■ WHAT TO DO ■
An exact copy of every record is needed, with all pictures omitted.

DATA FOR THE TASK below:

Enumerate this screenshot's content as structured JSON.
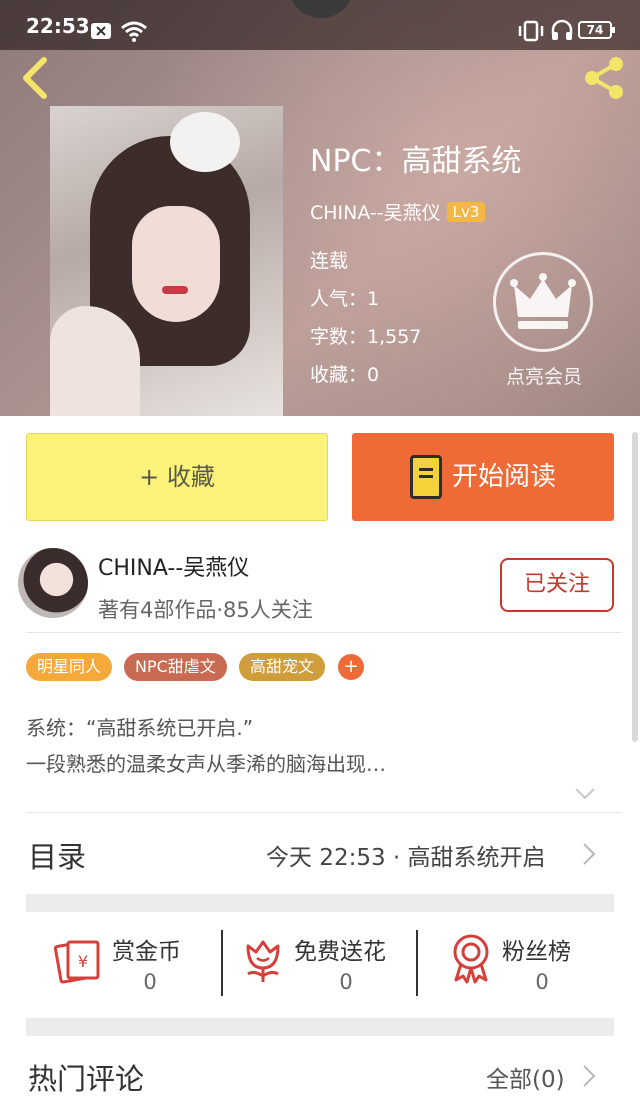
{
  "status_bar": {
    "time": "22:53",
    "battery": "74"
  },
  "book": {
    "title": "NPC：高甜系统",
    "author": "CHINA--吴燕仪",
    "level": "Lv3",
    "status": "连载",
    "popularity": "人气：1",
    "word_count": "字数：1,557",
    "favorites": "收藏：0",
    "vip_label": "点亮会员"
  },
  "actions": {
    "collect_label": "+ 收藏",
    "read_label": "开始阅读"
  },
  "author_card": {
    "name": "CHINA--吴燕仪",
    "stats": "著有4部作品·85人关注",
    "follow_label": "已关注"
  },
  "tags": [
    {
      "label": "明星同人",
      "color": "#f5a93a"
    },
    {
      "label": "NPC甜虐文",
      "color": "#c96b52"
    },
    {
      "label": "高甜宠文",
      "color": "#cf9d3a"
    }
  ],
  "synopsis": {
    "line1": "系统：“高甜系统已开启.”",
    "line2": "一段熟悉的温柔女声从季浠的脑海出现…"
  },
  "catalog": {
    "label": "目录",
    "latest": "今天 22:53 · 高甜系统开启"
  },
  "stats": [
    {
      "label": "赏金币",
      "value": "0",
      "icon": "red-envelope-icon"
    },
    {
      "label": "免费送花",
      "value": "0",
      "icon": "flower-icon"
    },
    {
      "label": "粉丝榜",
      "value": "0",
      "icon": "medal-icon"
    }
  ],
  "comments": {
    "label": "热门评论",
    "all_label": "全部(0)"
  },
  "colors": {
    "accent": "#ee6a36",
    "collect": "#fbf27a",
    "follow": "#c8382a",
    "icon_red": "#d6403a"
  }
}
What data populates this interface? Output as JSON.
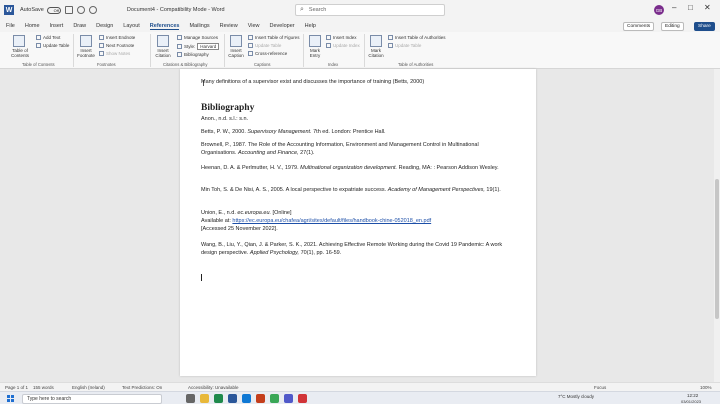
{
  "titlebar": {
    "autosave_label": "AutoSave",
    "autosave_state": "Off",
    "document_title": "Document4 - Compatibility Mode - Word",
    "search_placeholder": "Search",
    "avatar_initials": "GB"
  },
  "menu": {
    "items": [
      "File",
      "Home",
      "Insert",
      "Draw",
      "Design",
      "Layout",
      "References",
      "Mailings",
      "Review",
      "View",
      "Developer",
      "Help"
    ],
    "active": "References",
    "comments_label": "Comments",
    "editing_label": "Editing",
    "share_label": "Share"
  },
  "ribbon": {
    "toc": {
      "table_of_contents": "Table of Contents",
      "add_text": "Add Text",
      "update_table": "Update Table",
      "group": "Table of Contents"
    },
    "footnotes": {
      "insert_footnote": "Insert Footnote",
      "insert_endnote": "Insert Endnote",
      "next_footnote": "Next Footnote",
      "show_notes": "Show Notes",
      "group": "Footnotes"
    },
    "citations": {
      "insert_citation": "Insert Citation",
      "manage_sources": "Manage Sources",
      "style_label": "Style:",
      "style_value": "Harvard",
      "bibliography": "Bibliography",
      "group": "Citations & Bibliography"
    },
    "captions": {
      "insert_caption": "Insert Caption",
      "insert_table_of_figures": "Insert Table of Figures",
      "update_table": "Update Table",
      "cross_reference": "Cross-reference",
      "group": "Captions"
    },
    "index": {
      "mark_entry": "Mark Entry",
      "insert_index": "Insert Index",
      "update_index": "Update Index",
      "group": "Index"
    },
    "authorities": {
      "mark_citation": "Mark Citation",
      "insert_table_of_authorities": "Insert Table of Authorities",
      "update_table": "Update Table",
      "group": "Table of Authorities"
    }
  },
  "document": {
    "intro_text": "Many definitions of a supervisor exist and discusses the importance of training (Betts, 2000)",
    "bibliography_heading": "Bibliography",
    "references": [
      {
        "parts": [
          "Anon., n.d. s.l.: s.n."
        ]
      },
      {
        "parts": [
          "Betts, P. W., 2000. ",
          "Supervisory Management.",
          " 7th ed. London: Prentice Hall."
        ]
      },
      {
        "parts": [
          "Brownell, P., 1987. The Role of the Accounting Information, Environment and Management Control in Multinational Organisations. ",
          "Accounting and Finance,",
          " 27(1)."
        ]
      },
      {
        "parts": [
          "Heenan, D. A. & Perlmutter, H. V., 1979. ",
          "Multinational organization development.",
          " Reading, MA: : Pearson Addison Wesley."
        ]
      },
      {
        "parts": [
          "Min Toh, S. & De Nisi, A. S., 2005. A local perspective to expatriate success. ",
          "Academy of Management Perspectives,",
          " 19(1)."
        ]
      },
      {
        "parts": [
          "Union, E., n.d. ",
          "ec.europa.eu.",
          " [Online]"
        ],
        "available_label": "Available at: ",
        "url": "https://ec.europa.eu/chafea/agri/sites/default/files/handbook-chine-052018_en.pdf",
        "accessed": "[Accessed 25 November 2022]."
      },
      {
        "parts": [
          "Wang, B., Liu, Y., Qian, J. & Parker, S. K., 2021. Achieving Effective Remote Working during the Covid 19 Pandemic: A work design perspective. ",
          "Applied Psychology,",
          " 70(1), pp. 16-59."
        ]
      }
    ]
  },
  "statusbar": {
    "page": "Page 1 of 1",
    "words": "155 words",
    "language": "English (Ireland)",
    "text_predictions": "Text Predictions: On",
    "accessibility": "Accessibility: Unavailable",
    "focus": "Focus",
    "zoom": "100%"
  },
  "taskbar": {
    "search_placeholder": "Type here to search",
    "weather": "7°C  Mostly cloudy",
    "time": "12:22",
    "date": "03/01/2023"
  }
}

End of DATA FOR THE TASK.

■ REPLY ■
Enumerate this screenshot's content as structured JSON.
{
  "status_bar": {
    "time": "22:53",
    "battery": "74"
  },
  "book": {
    "title": "NPC：高甜系统",
    "author": "CHINA--吴燕仪",
    "level": "Lv3",
    "status": "连载",
    "popularity": "人气：1",
    "word_count": "字数：1,557",
    "favorites": "收藏：0",
    "vip_label": "点亮会员"
  },
  "actions": {
    "collect_label": "+ 收藏",
    "read_label": "开始阅读"
  },
  "author_card": {
    "name": "CHINA--吴燕仪",
    "stats": "著有4部作品·85人关注",
    "follow_label": "已关注"
  },
  "tags": [
    {
      "label": "明星同人",
      "color": "#f5a93a"
    },
    {
      "label": "NPC甜虐文",
      "color": "#c96b52"
    },
    {
      "label": "高甜宠文",
      "color": "#cf9d3a"
    }
  ],
  "synopsis": {
    "line1": "系统：“高甜系统已开启.”",
    "line2": "一段熟悉的温柔女声从季浠的脑海出现…"
  },
  "catalog": {
    "label": "目录",
    "latest": "今天 22:53 · 高甜系统开启"
  },
  "stats": [
    {
      "label": "赏金币",
      "value": "0",
      "icon": "red-envelope-icon"
    },
    {
      "label": "免费送花",
      "value": "0",
      "icon": "flower-icon"
    },
    {
      "label": "粉丝榜",
      "value": "0",
      "icon": "medal-icon"
    }
  ],
  "comments": {
    "label": "热门评论",
    "all_label": "全部(0)"
  },
  "colors": {
    "accent": "#ee6a36",
    "collect": "#fbf27a",
    "follow": "#c8382a",
    "icon_red": "#d6403a"
  }
}
What data populates this interface? Output as JSON.
{
  "titlebar": {
    "autosave_label": "AutoSave",
    "autosave_state": "Off",
    "document_title": "Document4 - Compatibility Mode - Word",
    "search_placeholder": "Search",
    "avatar_initials": "GB"
  },
  "menu": {
    "items": [
      "File",
      "Home",
      "Insert",
      "Draw",
      "Design",
      "Layout",
      "References",
      "Mailings",
      "Review",
      "View",
      "Developer",
      "Help"
    ],
    "active": "References",
    "comments_label": "Comments",
    "editing_label": "Editing",
    "share_label": "Share"
  },
  "ribbon": {
    "toc": {
      "table_of_contents": "Table of Contents",
      "add_text": "Add Text",
      "update_table": "Update Table",
      "group": "Table of Contents"
    },
    "footnotes": {
      "insert_footnote": "Insert Footnote",
      "insert_endnote": "Insert Endnote",
      "next_footnote": "Next Footnote",
      "show_notes": "Show Notes",
      "group": "Footnotes"
    },
    "citations": {
      "insert_citation": "Insert Citation",
      "manage_sources": "Manage Sources",
      "style_label": "Style:",
      "style_value": "Harvard",
      "bibliography": "Bibliography",
      "group": "Citations & Bibliography"
    },
    "captions": {
      "insert_caption": "Insert Caption",
      "insert_table_of_figures": "Insert Table of Figures",
      "update_table": "Update Table",
      "cross_reference": "Cross-reference",
      "group": "Captions"
    },
    "index": {
      "mark_entry": "Mark Entry",
      "insert_index": "Insert Index",
      "update_index": "Update Index",
      "group": "Index"
    },
    "authorities": {
      "mark_citation": "Mark Citation",
      "insert_table_of_authorities": "Insert Table of Authorities",
      "update_table": "Update Table",
      "group": "Table of Authorities"
    }
  },
  "document": {
    "intro_text": "Many definitions of a supervisor exist and discusses the importance of training (Betts, 2000)",
    "bibliography_heading": "Bibliography",
    "references": [
      {
        "parts": [
          "Anon., n.d. s.l.: s.n."
        ]
      },
      {
        "parts": [
          "Betts, P. W., 2000. ",
          "Supervisory Management.",
          " 7th ed. London: Prentice Hall."
        ]
      },
      {
        "parts": [
          "Brownell, P., 1987. The Role of the Accounting Information, Environment and Management Control in Multinational Organisations. ",
          "Accounting and Finance,",
          " 27(1)."
        ]
      },
      {
        "parts": [
          "Heenan, D. A. & Perlmutter, H. V., 1979. ",
          "Multinational organization development.",
          " Reading, MA: : Pearson Addison Wesley."
        ]
      },
      {
        "parts": [
          "Min Toh, S. & De Nisi, A. S., 2005. A local perspective to expatriate success. ",
          "Academy of Management Perspectives,",
          " 19(1)."
        ]
      },
      {
        "parts": [
          "Union, E., n.d. ",
          "ec.europa.eu.",
          " [Online]"
        ],
        "available_label": "Available at: ",
        "url": "https://ec.europa.eu/chafea/agri/sites/default/files/handbook-chine-052018_en.pdf",
        "accessed": "[Accessed 25 November 2022]."
      },
      {
        "parts": [
          "Wang, B., Liu, Y., Qian, J. & Parker, S. K., 2021. Achieving Effective Remote Working during the Covid 19 Pandemic: A work design perspective. ",
          "Applied Psychology,",
          " 70(1), pp. 16-59."
        ]
      }
    ]
  },
  "statusbar": {
    "page": "Page 1 of 1",
    "words": "155 words",
    "language": "English (Ireland)",
    "text_predictions": "Text Predictions: On",
    "accessibility": "Accessibility: Unavailable",
    "focus": "Focus",
    "zoom": "100%"
  },
  "taskbar": {
    "search_placeholder": "Type here to search",
    "weather": "7°C  Mostly cloudy",
    "time": "12:22",
    "date": "03/01/2023"
  }
}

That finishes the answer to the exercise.